Modelling, testing, and validation for your project

Josh Smith blog entry

Happy New Year for January 2015!
Before the New Year we were talking about final year projects and had discussed the principles of project planning in order to make the most of this important module/unit.
This month we are going to cover the phases after planning – modelling, testing and validation of your results.

Whatever you have decided to do for a project, you must ensure that this phase is comprehensively completed on time. The project is often run over the whole duration of the final year and it is very easy to forget about it as you get loaded up with other assessments and commitments throughout the year.

You must make sure that you find and schedule time to gain progress weekly on your project in order to maximise the level of work output and that the quality is to the right level and grade you wish to achieve – remembering that this is often issued as a double module.
When you begin modelling, however that may be (CAD software, Simulations, physical testing etc), you must ensure that the depth of modelling you go into covers all of the objectives that you are looking to achieve and that the modelling is relevant to what you are trying to actually do. Is the component, system or test piece consistent with the actual component in terms of material, size, density, strength and the conditions that it is operated in such as distance from the ground, speed, humidity, air density and whatever else ensures that your modelling is as close to the real thing as possible.

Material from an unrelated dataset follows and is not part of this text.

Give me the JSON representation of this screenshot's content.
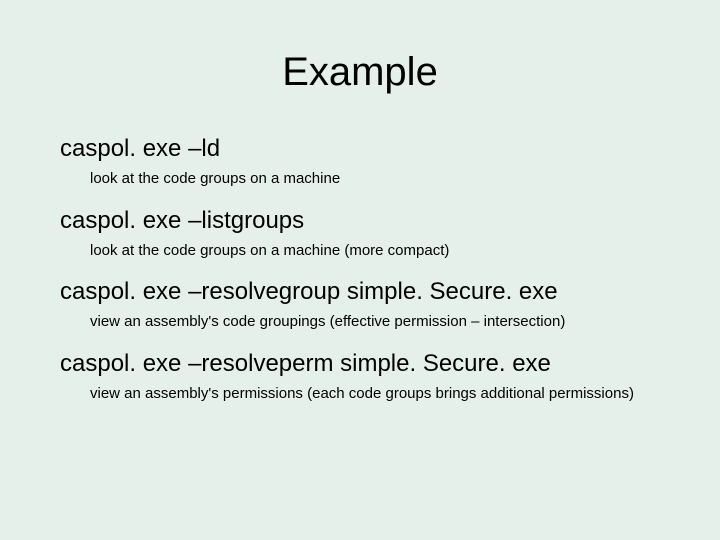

Confirm that once you have completed your model and begin testing that throughout any modifications you make to the model, you ensure that the consistency of your testing is maintained in order to guarantee that your results are both reliable and accurate – this will allow you to analyse the results and further improve them which will make for a good evaluation and conclusion in your final report.

Validation of your model is important to warrant against the reliability of your modelling results. You will no doubt collate a large amount of data and results from your modelling but how can you ensure that what you are doing is actually correct? To help with this and to know that what you are doing is accurate you need to do some validation. What this means is to find another means of testing to ensure that the results trends follow that of your modelling. The numbers may not be the same but you are looking for trends. Validation can be anything from hand calculations to another form of physical testing or simulation, basically using another method other than your primary source of modelling and testing.

Next month we will move on to the final part of your final report which will be the analysis, evaluation and conclusion. This part is generally the most important part of the project and often carries the highest weighting of marks. After this we will then cover the Project Presentation/Viva.

See you in February!